Honestly, we haven't really thought of using tampons for anything besides their intended purpose — not since middle school pranks, at least. Researchers in the U.K., however, have learned that tampons are an excellent and cheap way to monitor water quality in rivers and streams.
David Lerner, PhD, a professor at the University of Sheffield, wanted to find a low-cost method of testing for water contamination — one that anyone could use. He ended up with a variation of a U.S. Environmental Protective Agency technique that used cotton pads for sampling water. Except he used cheap, absorbent tampons instead.

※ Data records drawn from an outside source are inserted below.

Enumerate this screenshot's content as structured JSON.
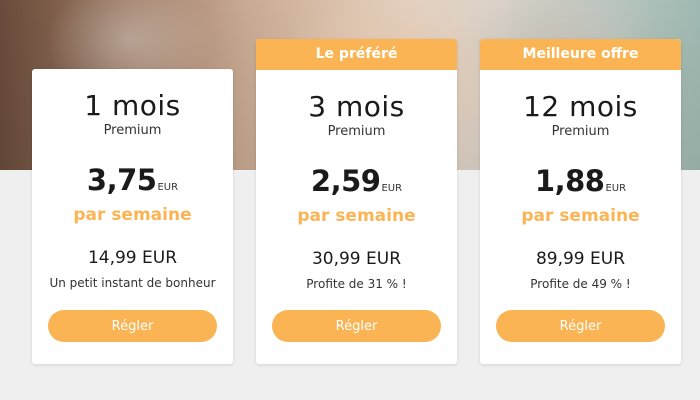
{
  "plans": [
    {
      "badge": "",
      "duration": "1 mois",
      "tier": "Premium",
      "price_weekly": "3,75",
      "currency": "EUR",
      "per_week": "par semaine",
      "total": "14,99 EUR",
      "note": "Un petit instant de bonheur",
      "cta": "Régler"
    },
    {
      "badge": "Le préféré",
      "duration": "3 mois",
      "tier": "Premium",
      "price_weekly": "2,59",
      "currency": "EUR",
      "per_week": "par semaine",
      "total": "30,99 EUR",
      "note": "Profite de 31 % !",
      "cta": "Régler"
    },
    {
      "badge": "Meilleure offre",
      "duration": "12 mois",
      "tier": "Premium",
      "price_weekly": "1,88",
      "currency": "EUR",
      "per_week": "par semaine",
      "total": "89,99 EUR",
      "note": "Profite de 49 % !",
      "cta": "Régler"
    }
  ],
  "colors": {
    "accent": "#fbb454",
    "background": "#efefef",
    "card": "#ffffff"
  }
}
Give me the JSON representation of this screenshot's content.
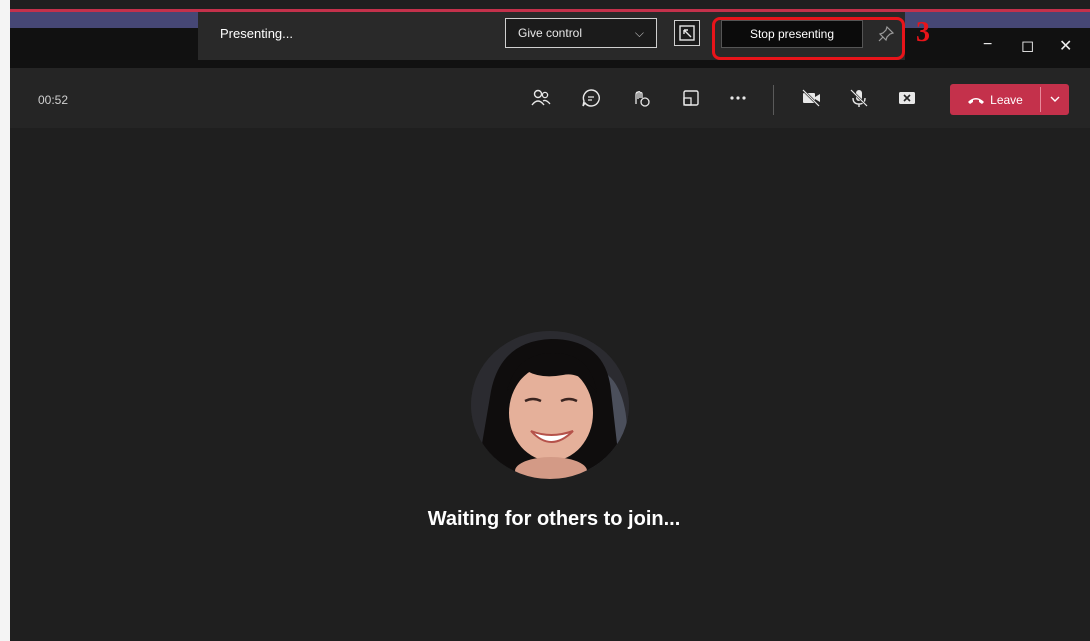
{
  "presenting_bar": {
    "status_text": "Presenting...",
    "give_control": {
      "label": "Give control",
      "icon": "chevron-down-icon"
    },
    "popout_icon": "present-popout-icon",
    "stop_button_label": "Stop presenting",
    "pin_icon": "pin-icon"
  },
  "annotation": {
    "number": "3",
    "color": "#e8141a"
  },
  "window_controls": {
    "minimize": "−",
    "maximize": "◻",
    "close": "✕"
  },
  "meeting": {
    "timer": "00:52",
    "icons": [
      "people-icon",
      "chat-icon",
      "reactions-icon",
      "rooms-icon",
      "more-icon",
      "camera-off-icon",
      "mic-off-icon",
      "share-tray-icon"
    ],
    "leave_button": {
      "label": "Leave",
      "color": "#c4314b",
      "icon": "phone-hangup-icon"
    }
  },
  "stage": {
    "status_message": "Waiting for others to join..."
  },
  "colors": {
    "background": "#1f1f1f",
    "accent": "#464775"
  }
}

As WIRED explains, "gray" water from your dishwasher, washing machine, and shower normally drains into a sanitary sewer system where it gets treated. Runoff from rain and overzealous sprinkler systems, on the other hand, drains into storm sewers that feed directly into natural waterways. If gray water makes its way into these waterways, either deliberately or because of poor plumbing, it's bad news: That water contains a host of bacteria, fungi, and viruses.
The water also often contains a powerful identifier called optical brighteners — the stuff in laundry detergents that makes your whites extra-white. These chemicals are very sticky (which is partly why they're effective on clothing) and glow brightly under UV light. Tampons can absorb optical brighteners and will glow if they've been exposed to them.
So, Dr. Lerner tied tampons (by those handy strings they have!) to bamboo poles in 16 surface sewers — and left them for three days. Sure enough, even very low concentrations of optical brightener were clearly picked up. The total cost of this testing method, including the use of a black light, ran at roughly 30 cents per tampon.
Now, Dr. Lerner plans to "go out and dip tampons in the river," he says," in as many places as we can throughout our watershed." This way, he'll easily learn which spots are contaminated. Let's just hope he's buying applicator-free tampons — for other environmental reasons.